**About this exercise:** For the entries that follow, say how many lines hold the string "number", with nothing else in the reply.

**Material to process:**
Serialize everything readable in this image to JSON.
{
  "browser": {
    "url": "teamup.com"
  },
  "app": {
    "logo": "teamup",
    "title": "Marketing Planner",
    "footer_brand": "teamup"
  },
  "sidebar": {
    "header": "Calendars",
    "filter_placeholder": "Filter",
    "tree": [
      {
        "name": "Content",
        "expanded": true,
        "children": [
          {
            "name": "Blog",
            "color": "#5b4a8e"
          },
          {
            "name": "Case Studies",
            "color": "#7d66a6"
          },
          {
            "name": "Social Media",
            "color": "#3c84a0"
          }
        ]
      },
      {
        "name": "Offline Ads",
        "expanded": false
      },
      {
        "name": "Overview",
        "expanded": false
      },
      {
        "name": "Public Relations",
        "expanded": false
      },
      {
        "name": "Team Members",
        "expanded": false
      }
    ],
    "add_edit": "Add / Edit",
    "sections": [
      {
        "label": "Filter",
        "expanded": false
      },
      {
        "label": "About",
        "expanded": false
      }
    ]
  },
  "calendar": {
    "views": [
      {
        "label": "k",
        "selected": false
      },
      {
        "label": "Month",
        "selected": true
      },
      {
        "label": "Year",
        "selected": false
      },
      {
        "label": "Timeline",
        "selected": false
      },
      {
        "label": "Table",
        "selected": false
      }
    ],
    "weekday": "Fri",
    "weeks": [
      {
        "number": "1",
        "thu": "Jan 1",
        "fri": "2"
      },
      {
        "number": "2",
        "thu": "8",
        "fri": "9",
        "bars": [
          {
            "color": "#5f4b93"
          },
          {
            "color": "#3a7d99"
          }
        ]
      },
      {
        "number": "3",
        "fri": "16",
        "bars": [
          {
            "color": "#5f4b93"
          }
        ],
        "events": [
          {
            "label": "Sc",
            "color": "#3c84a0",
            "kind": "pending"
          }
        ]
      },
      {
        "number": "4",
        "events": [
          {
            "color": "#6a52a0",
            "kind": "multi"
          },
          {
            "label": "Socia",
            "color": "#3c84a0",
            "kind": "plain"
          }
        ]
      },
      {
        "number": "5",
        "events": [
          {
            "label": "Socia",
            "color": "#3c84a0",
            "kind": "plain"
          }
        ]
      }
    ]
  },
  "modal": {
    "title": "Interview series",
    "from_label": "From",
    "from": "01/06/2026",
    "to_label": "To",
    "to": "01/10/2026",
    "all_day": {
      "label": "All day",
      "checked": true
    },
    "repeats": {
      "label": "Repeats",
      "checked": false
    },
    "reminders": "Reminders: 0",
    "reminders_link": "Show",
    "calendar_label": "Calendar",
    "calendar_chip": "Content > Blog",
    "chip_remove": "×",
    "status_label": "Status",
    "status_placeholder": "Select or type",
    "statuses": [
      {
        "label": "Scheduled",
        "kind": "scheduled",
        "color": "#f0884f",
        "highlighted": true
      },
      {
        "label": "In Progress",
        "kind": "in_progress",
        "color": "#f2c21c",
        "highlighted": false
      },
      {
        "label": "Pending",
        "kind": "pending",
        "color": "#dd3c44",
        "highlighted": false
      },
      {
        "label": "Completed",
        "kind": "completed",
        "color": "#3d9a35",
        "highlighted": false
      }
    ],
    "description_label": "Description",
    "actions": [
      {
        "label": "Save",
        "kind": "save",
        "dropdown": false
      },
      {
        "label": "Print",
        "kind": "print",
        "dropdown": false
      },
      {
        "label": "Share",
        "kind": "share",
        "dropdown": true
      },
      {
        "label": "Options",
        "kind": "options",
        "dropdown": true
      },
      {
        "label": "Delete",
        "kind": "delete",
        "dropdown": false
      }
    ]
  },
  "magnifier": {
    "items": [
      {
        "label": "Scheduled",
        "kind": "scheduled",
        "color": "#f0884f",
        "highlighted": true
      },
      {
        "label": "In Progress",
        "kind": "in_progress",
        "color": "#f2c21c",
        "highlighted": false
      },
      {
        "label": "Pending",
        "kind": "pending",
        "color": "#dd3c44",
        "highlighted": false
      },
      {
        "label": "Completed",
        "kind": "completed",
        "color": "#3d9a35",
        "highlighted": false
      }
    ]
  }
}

**Reply to the task:** 5